■ ASSIGNMENT: Write out the data below exactly as given, without any of its pictures.

■ DATA IN THIS EXERCISE:
****************************************
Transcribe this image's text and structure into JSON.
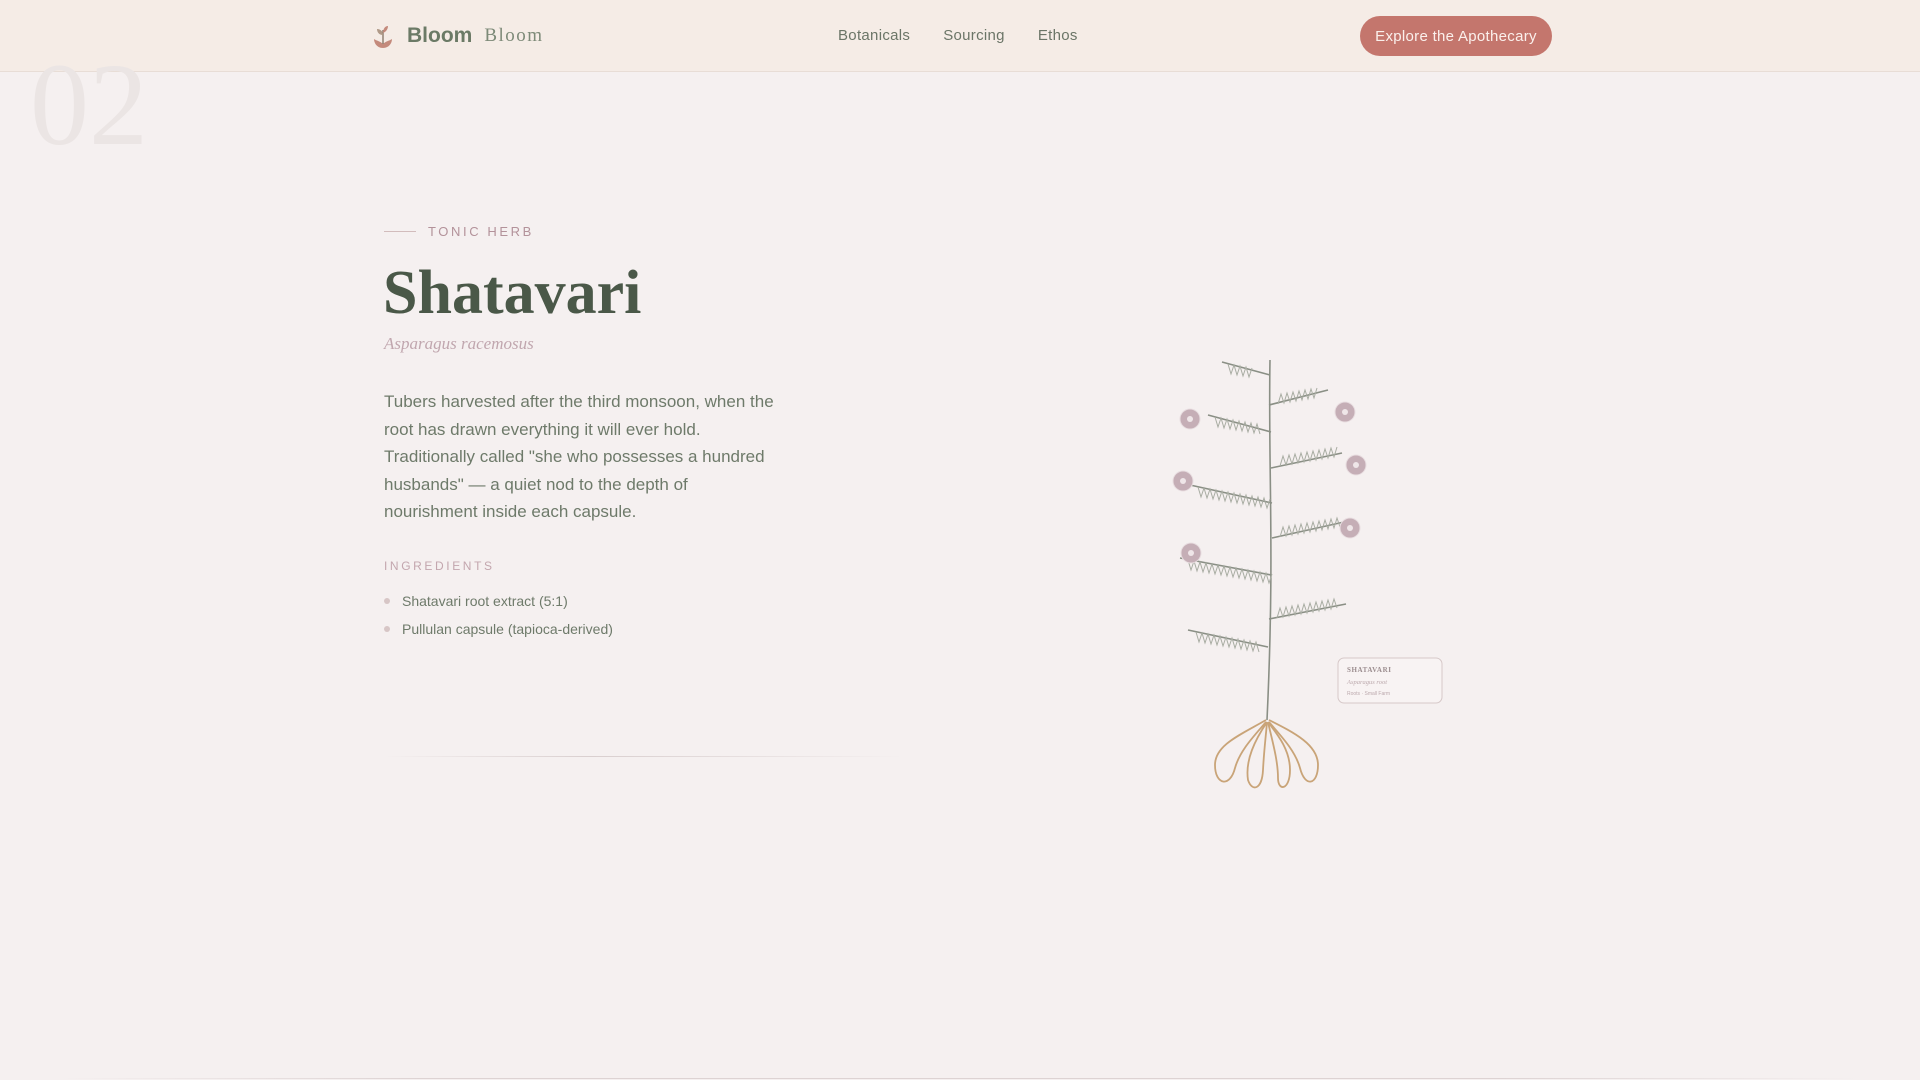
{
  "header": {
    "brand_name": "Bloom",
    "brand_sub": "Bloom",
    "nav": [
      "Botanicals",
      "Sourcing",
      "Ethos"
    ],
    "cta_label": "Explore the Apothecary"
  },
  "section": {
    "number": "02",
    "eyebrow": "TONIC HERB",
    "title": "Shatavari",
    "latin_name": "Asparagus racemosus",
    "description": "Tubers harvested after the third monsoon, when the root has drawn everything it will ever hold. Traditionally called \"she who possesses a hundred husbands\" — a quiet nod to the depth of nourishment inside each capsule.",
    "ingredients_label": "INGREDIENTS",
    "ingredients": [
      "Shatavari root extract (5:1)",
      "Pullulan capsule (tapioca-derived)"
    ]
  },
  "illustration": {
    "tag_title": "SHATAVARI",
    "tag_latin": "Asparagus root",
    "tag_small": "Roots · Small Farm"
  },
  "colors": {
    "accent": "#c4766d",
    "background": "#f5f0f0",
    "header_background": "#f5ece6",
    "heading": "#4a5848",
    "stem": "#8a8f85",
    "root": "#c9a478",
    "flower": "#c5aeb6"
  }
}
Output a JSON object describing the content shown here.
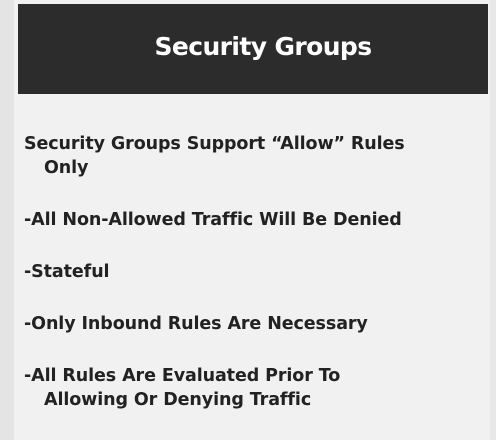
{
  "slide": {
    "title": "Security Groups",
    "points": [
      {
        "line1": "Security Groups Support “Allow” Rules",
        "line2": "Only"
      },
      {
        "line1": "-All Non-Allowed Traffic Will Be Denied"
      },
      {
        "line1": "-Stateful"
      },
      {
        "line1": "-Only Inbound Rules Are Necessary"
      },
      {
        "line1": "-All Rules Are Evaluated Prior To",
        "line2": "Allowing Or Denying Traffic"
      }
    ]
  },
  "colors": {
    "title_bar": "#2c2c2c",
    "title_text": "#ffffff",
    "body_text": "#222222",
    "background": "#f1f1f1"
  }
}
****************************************
■ SOLUTION TO THIS EXERCISE:
Transcribe this image's text and structure into JSON.
{
  "header": {
    "brand_name": "Bloom",
    "brand_sub": "Bloom",
    "nav": [
      "Botanicals",
      "Sourcing",
      "Ethos"
    ],
    "cta_label": "Explore the Apothecary"
  },
  "section": {
    "number": "02",
    "eyebrow": "TONIC HERB",
    "title": "Shatavari",
    "latin_name": "Asparagus racemosus",
    "description": "Tubers harvested after the third monsoon, when the root has drawn everything it will ever hold. Traditionally called \"she who possesses a hundred husbands\" — a quiet nod to the depth of nourishment inside each capsule.",
    "ingredients_label": "INGREDIENTS",
    "ingredients": [
      "Shatavari root extract (5:1)",
      "Pullulan capsule (tapioca-derived)"
    ]
  },
  "illustration": {
    "tag_title": "SHATAVARI",
    "tag_latin": "Asparagus root",
    "tag_small": "Roots · Small Farm"
  },
  "colors": {
    "accent": "#c4766d",
    "background": "#f5f0f0",
    "header_background": "#f5ece6",
    "heading": "#4a5848",
    "stem": "#8a8f85",
    "root": "#c9a478",
    "flower": "#c5aeb6"
  }
}
Output a JSON object describing the content shown here.
{
  "slide": {
    "title": "Security Groups",
    "points": [
      {
        "line1": "Security Groups Support “Allow” Rules",
        "line2": "Only"
      },
      {
        "line1": "-All Non-Allowed Traffic Will Be Denied"
      },
      {
        "line1": "-Stateful"
      },
      {
        "line1": "-Only Inbound Rules Are Necessary"
      },
      {
        "line1": "-All Rules Are Evaluated Prior To",
        "line2": "Allowing Or Denying Traffic"
      }
    ]
  },
  "colors": {
    "title_bar": "#2c2c2c",
    "title_text": "#ffffff",
    "body_text": "#222222",
    "background": "#f1f1f1"
  }
}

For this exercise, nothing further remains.